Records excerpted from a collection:
········
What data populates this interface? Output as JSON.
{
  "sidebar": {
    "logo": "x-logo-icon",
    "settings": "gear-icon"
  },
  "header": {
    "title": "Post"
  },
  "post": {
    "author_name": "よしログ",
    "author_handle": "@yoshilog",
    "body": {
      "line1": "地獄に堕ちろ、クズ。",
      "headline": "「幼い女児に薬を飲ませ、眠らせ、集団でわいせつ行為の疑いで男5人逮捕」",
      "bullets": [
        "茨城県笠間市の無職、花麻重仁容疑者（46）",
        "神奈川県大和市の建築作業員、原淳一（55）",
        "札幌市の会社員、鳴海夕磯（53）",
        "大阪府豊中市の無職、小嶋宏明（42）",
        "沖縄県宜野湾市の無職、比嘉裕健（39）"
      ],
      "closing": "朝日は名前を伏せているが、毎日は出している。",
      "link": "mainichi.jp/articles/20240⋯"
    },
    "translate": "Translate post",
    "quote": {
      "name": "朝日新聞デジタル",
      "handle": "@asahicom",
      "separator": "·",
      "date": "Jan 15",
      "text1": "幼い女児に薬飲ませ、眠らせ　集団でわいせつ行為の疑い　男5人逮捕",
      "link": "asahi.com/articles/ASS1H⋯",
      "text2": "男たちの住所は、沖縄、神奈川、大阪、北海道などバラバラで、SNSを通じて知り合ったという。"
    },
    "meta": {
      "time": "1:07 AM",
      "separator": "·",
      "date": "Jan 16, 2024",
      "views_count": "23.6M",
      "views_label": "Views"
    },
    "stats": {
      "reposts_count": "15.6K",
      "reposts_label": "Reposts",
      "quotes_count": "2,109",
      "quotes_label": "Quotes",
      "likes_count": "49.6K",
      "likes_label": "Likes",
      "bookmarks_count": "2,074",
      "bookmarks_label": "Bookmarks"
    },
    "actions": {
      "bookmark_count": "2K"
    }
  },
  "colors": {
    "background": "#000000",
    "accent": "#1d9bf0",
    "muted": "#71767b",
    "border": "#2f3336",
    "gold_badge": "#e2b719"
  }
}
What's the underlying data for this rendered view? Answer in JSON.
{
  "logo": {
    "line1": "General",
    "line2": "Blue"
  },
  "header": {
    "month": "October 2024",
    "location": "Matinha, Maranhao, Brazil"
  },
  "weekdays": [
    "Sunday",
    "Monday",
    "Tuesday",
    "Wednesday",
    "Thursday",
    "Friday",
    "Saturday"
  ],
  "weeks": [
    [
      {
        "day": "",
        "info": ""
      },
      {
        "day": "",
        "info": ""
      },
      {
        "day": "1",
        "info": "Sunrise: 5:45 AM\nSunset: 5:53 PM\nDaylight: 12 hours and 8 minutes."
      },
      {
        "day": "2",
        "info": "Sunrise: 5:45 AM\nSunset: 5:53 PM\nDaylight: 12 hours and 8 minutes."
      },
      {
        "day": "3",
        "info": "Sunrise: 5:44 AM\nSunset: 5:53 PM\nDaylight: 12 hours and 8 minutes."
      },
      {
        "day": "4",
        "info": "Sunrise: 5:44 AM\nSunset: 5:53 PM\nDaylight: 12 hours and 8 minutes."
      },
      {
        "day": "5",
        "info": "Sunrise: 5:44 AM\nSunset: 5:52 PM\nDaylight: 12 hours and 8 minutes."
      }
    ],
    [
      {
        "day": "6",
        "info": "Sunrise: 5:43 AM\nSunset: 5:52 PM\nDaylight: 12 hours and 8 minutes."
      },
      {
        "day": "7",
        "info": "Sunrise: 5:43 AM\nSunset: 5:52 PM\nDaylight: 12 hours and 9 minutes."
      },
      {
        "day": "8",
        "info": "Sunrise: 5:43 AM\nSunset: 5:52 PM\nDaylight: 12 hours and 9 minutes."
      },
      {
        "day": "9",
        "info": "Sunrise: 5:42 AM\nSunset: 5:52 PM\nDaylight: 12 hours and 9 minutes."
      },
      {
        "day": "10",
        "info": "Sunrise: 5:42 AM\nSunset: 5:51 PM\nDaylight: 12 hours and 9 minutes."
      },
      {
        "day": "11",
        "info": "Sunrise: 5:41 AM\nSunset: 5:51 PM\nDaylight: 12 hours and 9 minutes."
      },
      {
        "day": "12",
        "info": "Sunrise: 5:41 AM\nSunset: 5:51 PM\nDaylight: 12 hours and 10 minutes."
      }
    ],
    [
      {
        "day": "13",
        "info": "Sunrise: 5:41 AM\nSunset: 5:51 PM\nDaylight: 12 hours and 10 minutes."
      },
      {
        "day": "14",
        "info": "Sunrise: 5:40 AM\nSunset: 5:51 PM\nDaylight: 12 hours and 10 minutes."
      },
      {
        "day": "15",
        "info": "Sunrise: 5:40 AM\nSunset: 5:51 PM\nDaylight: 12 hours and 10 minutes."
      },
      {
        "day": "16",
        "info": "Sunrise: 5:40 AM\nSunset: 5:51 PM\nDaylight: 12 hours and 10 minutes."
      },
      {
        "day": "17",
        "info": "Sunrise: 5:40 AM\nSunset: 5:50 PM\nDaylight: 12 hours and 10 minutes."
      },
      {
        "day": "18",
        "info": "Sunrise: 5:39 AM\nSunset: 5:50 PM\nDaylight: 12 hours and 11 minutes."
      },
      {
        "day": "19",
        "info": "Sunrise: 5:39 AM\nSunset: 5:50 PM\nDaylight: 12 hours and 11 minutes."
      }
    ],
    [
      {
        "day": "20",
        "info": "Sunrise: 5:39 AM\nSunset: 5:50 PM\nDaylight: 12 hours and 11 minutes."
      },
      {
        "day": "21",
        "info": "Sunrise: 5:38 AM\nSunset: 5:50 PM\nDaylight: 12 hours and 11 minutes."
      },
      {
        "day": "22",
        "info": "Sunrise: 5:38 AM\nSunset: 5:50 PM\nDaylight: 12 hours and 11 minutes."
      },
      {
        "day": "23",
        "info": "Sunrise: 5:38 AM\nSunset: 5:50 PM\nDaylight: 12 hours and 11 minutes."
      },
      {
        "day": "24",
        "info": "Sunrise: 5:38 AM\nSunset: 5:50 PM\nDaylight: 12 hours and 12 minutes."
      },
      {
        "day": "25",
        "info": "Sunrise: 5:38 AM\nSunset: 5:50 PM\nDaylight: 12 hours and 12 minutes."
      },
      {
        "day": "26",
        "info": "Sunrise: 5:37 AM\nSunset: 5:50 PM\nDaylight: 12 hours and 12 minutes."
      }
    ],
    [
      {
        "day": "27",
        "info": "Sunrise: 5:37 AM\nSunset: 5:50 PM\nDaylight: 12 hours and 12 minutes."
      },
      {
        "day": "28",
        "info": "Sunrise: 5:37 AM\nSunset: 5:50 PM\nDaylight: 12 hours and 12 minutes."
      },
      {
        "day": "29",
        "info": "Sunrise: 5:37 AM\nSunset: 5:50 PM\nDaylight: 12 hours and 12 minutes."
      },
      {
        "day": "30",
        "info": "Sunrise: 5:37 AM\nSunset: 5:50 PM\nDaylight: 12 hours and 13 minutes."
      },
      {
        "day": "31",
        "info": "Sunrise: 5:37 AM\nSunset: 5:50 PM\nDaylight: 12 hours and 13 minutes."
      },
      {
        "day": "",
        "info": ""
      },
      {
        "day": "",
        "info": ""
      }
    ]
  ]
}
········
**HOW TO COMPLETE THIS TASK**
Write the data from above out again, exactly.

**REPLY**
What data populates this interface? Output as JSON.
{
  "sidebar": {
    "logo": "x-logo-icon",
    "settings": "gear-icon"
  },
  "header": {
    "title": "Post"
  },
  "post": {
    "author_name": "よしログ",
    "author_handle": "@yoshilog",
    "body": {
      "line1": "地獄に堕ちろ、クズ。",
      "headline": "「幼い女児に薬を飲ませ、眠らせ、集団でわいせつ行為の疑いで男5人逮捕」",
      "bullets": [
        "茨城県笠間市の無職、花麻重仁容疑者（46）",
        "神奈川県大和市の建築作業員、原淳一（55）",
        "札幌市の会社員、鳴海夕磯（53）",
        "大阪府豊中市の無職、小嶋宏明（42）",
        "沖縄県宜野湾市の無職、比嘉裕健（39）"
      ],
      "closing": "朝日は名前を伏せているが、毎日は出している。",
      "link": "mainichi.jp/articles/20240⋯"
    },
    "translate": "Translate post",
    "quote": {
      "name": "朝日新聞デジタル",
      "handle": "@asahicom",
      "separator": "·",
      "date": "Jan 15",
      "text1": "幼い女児に薬飲ませ、眠らせ　集団でわいせつ行為の疑い　男5人逮捕",
      "link": "asahi.com/articles/ASS1H⋯",
      "text2": "男たちの住所は、沖縄、神奈川、大阪、北海道などバラバラで、SNSを通じて知り合ったという。"
    },
    "meta": {
      "time": "1:07 AM",
      "separator": "·",
      "date": "Jan 16, 2024",
      "views_count": "23.6M",
      "views_label": "Views"
    },
    "stats": {
      "reposts_count": "15.6K",
      "reposts_label": "Reposts",
      "quotes_count": "2,109",
      "quotes_label": "Quotes",
      "likes_count": "49.6K",
      "likes_label": "Likes",
      "bookmarks_count": "2,074",
      "bookmarks_label": "Bookmarks"
    },
    "actions": {
      "bookmark_count": "2K"
    }
  },
  "colors": {
    "background": "#000000",
    "accent": "#1d9bf0",
    "muted": "#71767b",
    "border": "#2f3336",
    "gold_badge": "#e2b719"
  }
}
What's the underlying data for this rendered view? Answer in JSON.
{
  "logo": {
    "line1": "General",
    "line2": "Blue"
  },
  "header": {
    "month": "October 2024",
    "location": "Matinha, Maranhao, Brazil"
  },
  "weekdays": [
    "Sunday",
    "Monday",
    "Tuesday",
    "Wednesday",
    "Thursday",
    "Friday",
    "Saturday"
  ],
  "weeks": [
    [
      {
        "day": "",
        "info": ""
      },
      {
        "day": "",
        "info": ""
      },
      {
        "day": "1",
        "info": "Sunrise: 5:45 AM\nSunset: 5:53 PM\nDaylight: 12 hours and 8 minutes."
      },
      {
        "day": "2",
        "info": "Sunrise: 5:45 AM\nSunset: 5:53 PM\nDaylight: 12 hours and 8 minutes."
      },
      {
        "day": "3",
        "info": "Sunrise: 5:44 AM\nSunset: 5:53 PM\nDaylight: 12 hours and 8 minutes."
      },
      {
        "day": "4",
        "info": "Sunrise: 5:44 AM\nSunset: 5:53 PM\nDaylight: 12 hours and 8 minutes."
      },
      {
        "day": "5",
        "info": "Sunrise: 5:44 AM\nSunset: 5:52 PM\nDaylight: 12 hours and 8 minutes."
      }
    ],
    [
      {
        "day": "6",
        "info": "Sunrise: 5:43 AM\nSunset: 5:52 PM\nDaylight: 12 hours and 8 minutes."
      },
      {
        "day": "7",
        "info": "Sunrise: 5:43 AM\nSunset: 5:52 PM\nDaylight: 12 hours and 9 minutes."
      },
      {
        "day": "8",
        "info": "Sunrise: 5:43 AM\nSunset: 5:52 PM\nDaylight: 12 hours and 9 minutes."
      },
      {
        "day": "9",
        "info": "Sunrise: 5:42 AM\nSunset: 5:52 PM\nDaylight: 12 hours and 9 minutes."
      },
      {
        "day": "10",
        "info": "Sunrise: 5:42 AM\nSunset: 5:51 PM\nDaylight: 12 hours and 9 minutes."
      },
      {
        "day": "11",
        "info": "Sunrise: 5:41 AM\nSunset: 5:51 PM\nDaylight: 12 hours and 9 minutes."
      },
      {
        "day": "12",
        "info": "Sunrise: 5:41 AM\nSunset: 5:51 PM\nDaylight: 12 hours and 10 minutes."
      }
    ],
    [
      {
        "day": "13",
        "info": "Sunrise: 5:41 AM\nSunset: 5:51 PM\nDaylight: 12 hours and 10 minutes."
      },
      {
        "day": "14",
        "info": "Sunrise: 5:40 AM\nSunset: 5:51 PM\nDaylight: 12 hours and 10 minutes."
      },
      {
        "day": "15",
        "info": "Sunrise: 5:40 AM\nSunset: 5:51 PM\nDaylight: 12 hours and 10 minutes."
      },
      {
        "day": "16",
        "info": "Sunrise: 5:40 AM\nSunset: 5:51 PM\nDaylight: 12 hours and 10 minutes."
      },
      {
        "day": "17",
        "info": "Sunrise: 5:40 AM\nSunset: 5:50 PM\nDaylight: 12 hours and 10 minutes."
      },
      {
        "day": "18",
        "info": "Sunrise: 5:39 AM\nSunset: 5:50 PM\nDaylight: 12 hours and 11 minutes."
      },
      {
        "day": "19",
        "info": "Sunrise: 5:39 AM\nSunset: 5:50 PM\nDaylight: 12 hours and 11 minutes."
      }
    ],
    [
      {
        "day": "20",
        "info": "Sunrise: 5:39 AM\nSunset: 5:50 PM\nDaylight: 12 hours and 11 minutes."
      },
      {
        "day": "21",
        "info": "Sunrise: 5:38 AM\nSunset: 5:50 PM\nDaylight: 12 hours and 11 minutes."
      },
      {
        "day": "22",
        "info": "Sunrise: 5:38 AM\nSunset: 5:50 PM\nDaylight: 12 hours and 11 minutes."
      },
      {
        "day": "23",
        "info": "Sunrise: 5:38 AM\nSunset: 5:50 PM\nDaylight: 12 hours and 11 minutes."
      },
      {
        "day": "24",
        "info": "Sunrise: 5:38 AM\nSunset: 5:50 PM\nDaylight: 12 hours and 12 minutes."
      },
      {
        "day": "25",
        "info": "Sunrise: 5:38 AM\nSunset: 5:50 PM\nDaylight: 12 hours and 12 minutes."
      },
      {
        "day": "26",
        "info": "Sunrise: 5:37 AM\nSunset: 5:50 PM\nDaylight: 12 hours and 12 minutes."
      }
    ],
    [
      {
        "day": "27",
        "info": "Sunrise: 5:37 AM\nSunset: 5:50 PM\nDaylight: 12 hours and 12 minutes."
      },
      {
        "day": "28",
        "info": "Sunrise: 5:37 AM\nSunset: 5:50 PM\nDaylight: 12 hours and 12 minutes."
      },
      {
        "day": "29",
        "info": "Sunrise: 5:37 AM\nSunset: 5:50 PM\nDaylight: 12 hours and 12 minutes."
      },
      {
        "day": "30",
        "info": "Sunrise: 5:37 AM\nSunset: 5:50 PM\nDaylight: 12 hours and 13 minutes."
      },
      {
        "day": "31",
        "info": "Sunrise: 5:37 AM\nSunset: 5:50 PM\nDaylight: 12 hours and 13 minutes."
      },
      {
        "day": "",
        "info": ""
      },
      {
        "day": "",
        "info": ""
      }
    ]
  ]
}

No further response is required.